Records from a data source:
=== Begin Enclosure ===

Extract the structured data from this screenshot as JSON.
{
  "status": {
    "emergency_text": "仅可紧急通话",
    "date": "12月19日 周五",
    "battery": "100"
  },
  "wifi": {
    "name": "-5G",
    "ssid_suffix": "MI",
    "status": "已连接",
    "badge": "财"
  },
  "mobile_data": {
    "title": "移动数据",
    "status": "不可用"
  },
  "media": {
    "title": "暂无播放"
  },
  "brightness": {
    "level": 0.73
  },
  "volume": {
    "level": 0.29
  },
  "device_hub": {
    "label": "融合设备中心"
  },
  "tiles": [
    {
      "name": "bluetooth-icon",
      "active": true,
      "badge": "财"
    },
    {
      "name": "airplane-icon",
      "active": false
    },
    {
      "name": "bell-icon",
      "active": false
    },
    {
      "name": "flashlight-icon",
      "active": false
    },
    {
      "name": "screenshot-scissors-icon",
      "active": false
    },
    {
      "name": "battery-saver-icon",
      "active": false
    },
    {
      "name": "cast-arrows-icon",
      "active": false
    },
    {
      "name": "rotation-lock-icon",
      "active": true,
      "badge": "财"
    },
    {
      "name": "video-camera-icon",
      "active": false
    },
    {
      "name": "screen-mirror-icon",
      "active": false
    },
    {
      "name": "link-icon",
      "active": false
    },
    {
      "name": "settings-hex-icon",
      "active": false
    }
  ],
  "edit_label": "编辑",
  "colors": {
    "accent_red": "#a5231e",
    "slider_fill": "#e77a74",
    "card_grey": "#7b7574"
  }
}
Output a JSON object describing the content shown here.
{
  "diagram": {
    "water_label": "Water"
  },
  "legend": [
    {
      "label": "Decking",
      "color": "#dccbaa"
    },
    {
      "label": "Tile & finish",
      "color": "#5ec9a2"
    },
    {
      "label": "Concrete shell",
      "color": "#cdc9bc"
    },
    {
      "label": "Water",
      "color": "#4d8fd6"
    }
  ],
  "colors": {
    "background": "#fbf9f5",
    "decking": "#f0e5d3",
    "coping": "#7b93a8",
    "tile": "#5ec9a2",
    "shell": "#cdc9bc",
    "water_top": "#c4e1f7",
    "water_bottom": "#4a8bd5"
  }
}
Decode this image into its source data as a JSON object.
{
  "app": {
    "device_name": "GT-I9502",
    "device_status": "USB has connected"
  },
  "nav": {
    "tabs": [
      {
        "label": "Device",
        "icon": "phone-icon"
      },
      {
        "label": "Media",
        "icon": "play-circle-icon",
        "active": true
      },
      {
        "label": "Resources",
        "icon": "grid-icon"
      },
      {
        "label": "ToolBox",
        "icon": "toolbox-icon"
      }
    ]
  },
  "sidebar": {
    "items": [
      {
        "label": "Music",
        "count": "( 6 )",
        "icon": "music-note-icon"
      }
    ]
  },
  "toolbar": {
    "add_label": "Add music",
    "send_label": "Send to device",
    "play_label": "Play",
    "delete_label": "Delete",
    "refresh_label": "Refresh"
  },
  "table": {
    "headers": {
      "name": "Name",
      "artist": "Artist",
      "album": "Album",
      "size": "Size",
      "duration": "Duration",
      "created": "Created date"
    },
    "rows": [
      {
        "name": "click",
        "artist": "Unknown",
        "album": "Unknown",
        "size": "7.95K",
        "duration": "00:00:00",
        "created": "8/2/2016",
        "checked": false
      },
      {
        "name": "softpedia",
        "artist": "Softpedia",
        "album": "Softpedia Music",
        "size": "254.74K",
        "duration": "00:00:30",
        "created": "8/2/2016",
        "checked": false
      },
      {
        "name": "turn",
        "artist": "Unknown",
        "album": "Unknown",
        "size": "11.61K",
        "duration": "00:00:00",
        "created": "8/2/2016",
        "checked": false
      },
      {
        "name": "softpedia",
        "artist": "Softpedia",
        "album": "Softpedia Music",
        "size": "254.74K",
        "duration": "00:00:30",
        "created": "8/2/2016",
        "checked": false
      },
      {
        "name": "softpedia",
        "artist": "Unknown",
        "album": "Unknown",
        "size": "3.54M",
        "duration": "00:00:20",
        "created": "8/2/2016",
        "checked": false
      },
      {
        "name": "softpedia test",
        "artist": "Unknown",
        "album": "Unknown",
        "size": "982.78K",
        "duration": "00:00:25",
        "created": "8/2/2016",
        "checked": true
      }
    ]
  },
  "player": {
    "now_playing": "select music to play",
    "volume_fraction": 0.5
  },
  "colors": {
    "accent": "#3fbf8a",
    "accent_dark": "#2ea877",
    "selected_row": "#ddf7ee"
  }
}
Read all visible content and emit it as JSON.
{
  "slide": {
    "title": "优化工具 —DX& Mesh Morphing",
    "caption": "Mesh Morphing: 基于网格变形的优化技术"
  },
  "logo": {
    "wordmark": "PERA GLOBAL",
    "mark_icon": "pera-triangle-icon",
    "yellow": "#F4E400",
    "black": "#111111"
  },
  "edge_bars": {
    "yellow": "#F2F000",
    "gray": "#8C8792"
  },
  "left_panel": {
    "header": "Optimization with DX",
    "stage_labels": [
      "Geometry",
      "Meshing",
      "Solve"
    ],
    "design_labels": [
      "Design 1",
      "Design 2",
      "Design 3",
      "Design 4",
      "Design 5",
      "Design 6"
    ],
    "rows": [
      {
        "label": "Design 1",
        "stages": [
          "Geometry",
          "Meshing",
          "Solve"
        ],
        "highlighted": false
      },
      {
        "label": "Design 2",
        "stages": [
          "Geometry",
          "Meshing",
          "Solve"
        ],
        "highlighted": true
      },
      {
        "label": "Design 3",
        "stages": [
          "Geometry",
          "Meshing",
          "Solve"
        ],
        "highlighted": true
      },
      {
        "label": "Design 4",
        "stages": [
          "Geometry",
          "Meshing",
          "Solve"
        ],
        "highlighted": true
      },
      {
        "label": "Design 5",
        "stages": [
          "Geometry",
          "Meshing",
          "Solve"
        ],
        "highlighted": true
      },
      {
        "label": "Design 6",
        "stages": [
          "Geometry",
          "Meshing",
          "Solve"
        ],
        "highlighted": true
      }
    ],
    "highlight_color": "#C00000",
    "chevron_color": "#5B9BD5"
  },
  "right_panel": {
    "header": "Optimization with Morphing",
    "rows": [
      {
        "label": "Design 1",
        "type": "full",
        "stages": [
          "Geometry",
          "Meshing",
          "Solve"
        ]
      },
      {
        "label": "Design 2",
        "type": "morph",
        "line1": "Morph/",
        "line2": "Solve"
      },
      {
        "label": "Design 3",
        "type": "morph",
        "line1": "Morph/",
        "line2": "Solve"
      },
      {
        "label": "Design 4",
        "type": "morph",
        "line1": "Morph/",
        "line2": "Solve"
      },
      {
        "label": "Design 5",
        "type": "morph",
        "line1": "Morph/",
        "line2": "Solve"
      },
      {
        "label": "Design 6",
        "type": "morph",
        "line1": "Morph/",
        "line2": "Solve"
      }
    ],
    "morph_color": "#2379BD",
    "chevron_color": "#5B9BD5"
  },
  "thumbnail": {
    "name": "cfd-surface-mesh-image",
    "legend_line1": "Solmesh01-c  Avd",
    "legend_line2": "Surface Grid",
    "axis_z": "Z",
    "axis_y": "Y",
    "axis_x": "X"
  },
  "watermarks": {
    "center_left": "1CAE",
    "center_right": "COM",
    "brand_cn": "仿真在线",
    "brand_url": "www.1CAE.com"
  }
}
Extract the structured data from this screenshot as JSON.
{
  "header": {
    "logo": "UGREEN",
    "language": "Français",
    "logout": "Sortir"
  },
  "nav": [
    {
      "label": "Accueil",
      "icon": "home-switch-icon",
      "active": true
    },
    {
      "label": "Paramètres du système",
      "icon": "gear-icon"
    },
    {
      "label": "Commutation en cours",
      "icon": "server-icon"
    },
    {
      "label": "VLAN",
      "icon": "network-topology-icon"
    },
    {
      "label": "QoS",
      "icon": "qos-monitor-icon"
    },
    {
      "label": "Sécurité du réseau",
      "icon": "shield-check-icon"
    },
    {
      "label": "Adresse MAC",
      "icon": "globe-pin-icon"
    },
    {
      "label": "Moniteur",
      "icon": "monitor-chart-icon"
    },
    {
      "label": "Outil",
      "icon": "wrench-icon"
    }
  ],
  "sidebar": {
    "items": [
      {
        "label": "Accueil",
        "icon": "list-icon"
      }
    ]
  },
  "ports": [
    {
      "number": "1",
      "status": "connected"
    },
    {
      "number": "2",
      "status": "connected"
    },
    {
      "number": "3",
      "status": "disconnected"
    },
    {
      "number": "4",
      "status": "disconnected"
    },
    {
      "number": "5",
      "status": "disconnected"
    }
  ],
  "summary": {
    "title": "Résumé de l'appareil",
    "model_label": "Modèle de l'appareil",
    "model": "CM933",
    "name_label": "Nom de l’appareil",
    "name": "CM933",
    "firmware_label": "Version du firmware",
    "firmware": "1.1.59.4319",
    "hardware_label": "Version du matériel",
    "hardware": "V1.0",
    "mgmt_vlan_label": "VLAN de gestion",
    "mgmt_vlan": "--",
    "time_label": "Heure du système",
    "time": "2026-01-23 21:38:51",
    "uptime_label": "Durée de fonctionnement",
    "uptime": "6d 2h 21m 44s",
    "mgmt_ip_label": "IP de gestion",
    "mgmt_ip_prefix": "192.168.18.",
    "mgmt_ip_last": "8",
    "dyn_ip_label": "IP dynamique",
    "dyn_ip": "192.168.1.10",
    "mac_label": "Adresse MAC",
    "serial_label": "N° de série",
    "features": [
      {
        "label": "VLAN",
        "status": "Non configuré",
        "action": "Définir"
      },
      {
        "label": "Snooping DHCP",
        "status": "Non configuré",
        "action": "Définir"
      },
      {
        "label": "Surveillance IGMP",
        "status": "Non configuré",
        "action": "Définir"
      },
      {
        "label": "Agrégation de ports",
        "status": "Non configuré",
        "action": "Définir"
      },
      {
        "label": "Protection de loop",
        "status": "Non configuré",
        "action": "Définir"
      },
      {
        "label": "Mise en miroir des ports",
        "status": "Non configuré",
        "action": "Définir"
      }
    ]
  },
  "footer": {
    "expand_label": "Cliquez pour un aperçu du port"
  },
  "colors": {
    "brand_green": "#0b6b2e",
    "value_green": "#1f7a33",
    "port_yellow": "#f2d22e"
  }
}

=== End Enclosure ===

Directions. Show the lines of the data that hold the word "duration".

Response to this task.
      "duration": "Duration",
        "duration": "00:00:00",
        "duration": "00:00:30",
        "duration": "00:00:00",
        "duration": "00:00:30",
        "duration": "00:00:20",
        "duration": "00:00:25",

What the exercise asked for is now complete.